Christi Scarborough discusses the recent Supreme Court case of Poshteh v. RBKC, addressing the overlap between the Part VII procedure and Article 6 ECHR as well as the discretion given to reviewing officers.
On 10 May 2017, the Supreme Court gave its decision in Poshteh v Royal Borough of Kensington and Chelsea  UKSC 36. Lord Carnwath gave the unanimous decision of the court.
Ms Poshteh had appealed under s.204 Housing Act 1996 against Kensington and Chelsea’s decision that it had discharged its homelessness duty to her under Part VII of that Act. Having arrived in the UK as a refugee following a period of imprisonment and torture in Iran, Ms Poshteh suffered from PTSD. On viewing a flat offered by the authority she had experienced a panic attack because a round window in the flat had reminded her of her time in incarceration. The window was similar to the windows that had been present in the prison where she was held. She refused the accommodation. The authority decided that they had discharged the duty they owed her, a decision that was upheld on review.
The Court of Appeal ruled by a two-to-one majority that the reviewing officer had correctly applied the test in Holmes-Moorhouse v Richmond-upon-Thames LBC  UKHL 7. A reviewing officer was not a qualified lawyer and it was unhelpful to adopt an overly forensic approach to a reasoned decision that took the relevant factors into consideration. The court would be slow to interfere with the decision maker’s weighting of those factors.
It was suggested that the ECtHR decision in Ali v United Kingdom (2016) 63 EHRR 20 meant that the decision of the Supreme Court in Ali v Birmingham City Council  2 AC 39 was no longer good law, and that an entitlement to homelessness assistance was now a civil right giving rise to a requirement of procedural fairness under Article 6 ECHR.
Ali v Birmingham CC had decided that homelessness decisions did not give rise to an individual right on the basis that the local authority also had a wide discretion as to how it complied with its duty. This distinguished a right to accommodation from a welfare benefit, which gave rise to a specific well-defined entitlement. The ECtHR had rejected this analysis in Ali v UK.

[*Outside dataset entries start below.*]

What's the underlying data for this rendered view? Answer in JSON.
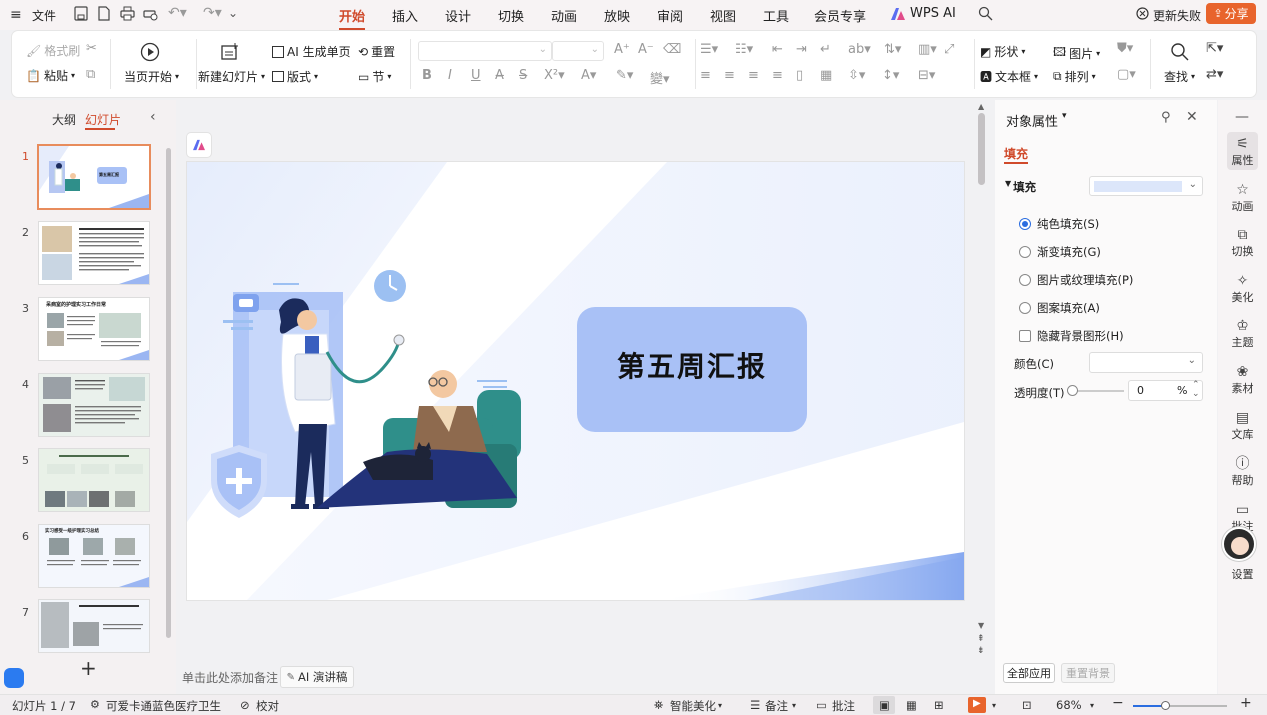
{
  "menubar": {
    "file": "文件",
    "tabs": [
      "开始",
      "插入",
      "设计",
      "切换",
      "动画",
      "放映",
      "审阅",
      "视图",
      "工具",
      "会员专享",
      "WPS AI"
    ],
    "active_tab": "开始",
    "update_failed": "更新失败",
    "share": "分享"
  },
  "ribbon": {
    "format_painter": "格式刷",
    "paste": "粘贴",
    "from_current": "当页开始",
    "new_slide": "新建幻灯片",
    "ai_generate": "AI 生成单页",
    "layout": "版式",
    "reset": "重置",
    "section": "节",
    "shape": "形状",
    "picture": "图片",
    "textbox": "文本框",
    "arrange": "排列",
    "find": "查找"
  },
  "left_panel": {
    "tab_outline": "大纲",
    "tab_slides": "幻灯片",
    "slide_numbers": [
      "1",
      "2",
      "3",
      "4",
      "5",
      "6",
      "7"
    ],
    "thumb_titles": {
      "s1": "第五周汇报",
      "s3": "呆病室的护理实习工作日常",
      "s6": "实习感受一级护理实习总结"
    },
    "add_symbol": "+"
  },
  "slide": {
    "title": "第五周汇报"
  },
  "notes": {
    "placeholder": "单击此处添加备注",
    "ai_speech": "AI 演讲稿"
  },
  "right_panel": {
    "title": "对象属性",
    "tab_fill": "填充",
    "fill_section": "填充",
    "options": [
      "纯色填充(S)",
      "渐变填充(G)",
      "图片或纹理填充(P)",
      "图案填充(A)"
    ],
    "selected_option": 0,
    "hide_bg": "隐藏背景图形(H)",
    "color_label": "颜色(C)",
    "transparency_label": "透明度(T)",
    "transparency_value": "0",
    "percent": "%",
    "apply_all": "全部应用",
    "reset_bg": "重置背景"
  },
  "sidebar": {
    "items": [
      "属性",
      "动画",
      "切换",
      "美化",
      "主题",
      "素材",
      "文库",
      "帮助",
      "批注",
      "设置"
    ]
  },
  "status": {
    "slide_info": "幻灯片 1 / 7",
    "theme": "可爱卡通蓝色医疗卫生",
    "proof": "校对",
    "smart": "智能美化",
    "notes": "备注",
    "comments": "批注",
    "zoom": "68%"
  },
  "colors": {
    "accent": "#d04a2b",
    "share_btn": "#e8642c",
    "title_box": "#a9c1f6",
    "slide_blue": "#86a8f0"
  }
}
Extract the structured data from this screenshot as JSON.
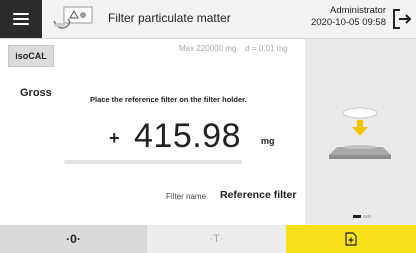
{
  "header": {
    "title": "Filter particulate matter",
    "user": "Administrator",
    "datetime": "2020-10-05  09:58",
    "menu_icon": "hamburger-icon",
    "app_icon": "balance-filter-icon",
    "logout_icon": "logout-icon"
  },
  "side_tab": {
    "label": "isoCAL"
  },
  "capacity": {
    "max": "Max 220000 mg",
    "readability": "d = 0.01 mg"
  },
  "weighing": {
    "mode": "Gross",
    "instruction": "Place the reference filter on the filter holder.",
    "sign": "+",
    "value": "415.98",
    "unit": "mg"
  },
  "filter": {
    "label": "Filter name",
    "value": "Reference filter"
  },
  "illustration": {
    "icon": "place-filter-on-holder-icon",
    "pager_active": 1,
    "pager_total": 2
  },
  "bottom_bar": {
    "zero_label": "·0·",
    "tare_label": "·T·",
    "action_icon": "add-document-icon"
  },
  "colors": {
    "accent": "#f7e11b",
    "menu_bg": "#2b2b2b",
    "illustration_arrow": "#f5c400"
  }
}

The Supreme Court is required to “take account of” judgments of the ECtHR. The decision in Ali v UK was made by the lower chamber, which appeared to have gone beyond the scope of previous cases. Lord Carnwath criticised the lower chamber for relying upon non-binding remarks of Hale LJ (as she then was) in Adan v Newham London Borough Council  1 WLR 2120 that a housing right was more akin to a welfare benefit than a claim for discretionary or other social services. The comment was taken out of context, and was contradicted by her position in Ali v. Birmingham CC itself.

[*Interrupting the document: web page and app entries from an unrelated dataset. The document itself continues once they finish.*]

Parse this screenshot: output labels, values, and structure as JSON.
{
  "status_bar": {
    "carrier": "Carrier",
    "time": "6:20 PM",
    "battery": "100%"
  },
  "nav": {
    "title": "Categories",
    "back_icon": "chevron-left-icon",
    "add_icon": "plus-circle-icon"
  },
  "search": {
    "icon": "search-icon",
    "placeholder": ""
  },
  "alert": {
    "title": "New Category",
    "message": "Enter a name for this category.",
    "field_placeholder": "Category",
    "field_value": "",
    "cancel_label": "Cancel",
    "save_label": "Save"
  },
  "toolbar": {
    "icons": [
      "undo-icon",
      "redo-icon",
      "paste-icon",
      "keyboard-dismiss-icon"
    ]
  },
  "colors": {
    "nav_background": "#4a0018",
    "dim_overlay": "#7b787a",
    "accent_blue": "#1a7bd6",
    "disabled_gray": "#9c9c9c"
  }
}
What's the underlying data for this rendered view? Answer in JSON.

The EctHR had failed to give sufficient attention to the settled position of the UK courts. Those courts had ruled on public policy grounds that judicial interference with discretionary decisions of public bodies unduly fettered resource allocation decisions. The Supreme Court therefore preferred to wait for a considered position of the Grand Chamber that dealt fully with the reasoning of the domestic courts in Ali.
The second ground of appeal was based upon the suggestion that the reviewing officer should not have taken into account the determination that Ms Poshteh’s fear was not objectively reasonable. This argument relied upon the decision in El-Dinnaoui v Westminster City Council  EWCA Civ 231, where Westminster were considered to have acted perversely in regarding the claimant as having unreasonably refused an offer of accommodation in a 16th floor flat. In that case the applicant, who had a severe phobia of heights, had suffered a panic attack on viewing so severe that an ambulance attended.
The court considered that this ground of appeal was precisely the sort of overly forensic analysis of the reviewing officer’s decision that had been deprecated in Holmes-Moorhouse. While it was clear that the public sector equality duty under s149 Equality Act 2010 required the local authority to take relevant protected characteristics such as disability into account, the facts of this case suggested that the reviewing officer had carefully considered his decision with full awareness of the importance of that duty.
Ms Poshteh had not raised her panic attack with the authority at the time of her viewing, nor had she mentioned it to her doctor when asking for medical evidence in her appeal, and in the circumstances it was reasonable that the reviewing officer had given little weight to it. The reviewing officer had properly put the fact that the accommodation was not very similar to the prison to Ms Poshteh at her interview, and she had given no convincing answer. It might have been unreasonable to place her in a property with small dark windows not at a normal height given the concerns reported by her therapist, but the property was objectively not like this. Taken as a whole, the decision weighed all of the relevant facts.
The duty of a reviewing officer is to be thorough, and to weigh all the relevant factors (including disability) in coming to a decision. If this is done the court will be slow to interfere with the balancing exercise, and will not expect full forensic rigour from the reviewing officer.
DISCLAIMER: this note is a discussion of the law. It is not legal advice, should not be treated as such and should not be relied upon.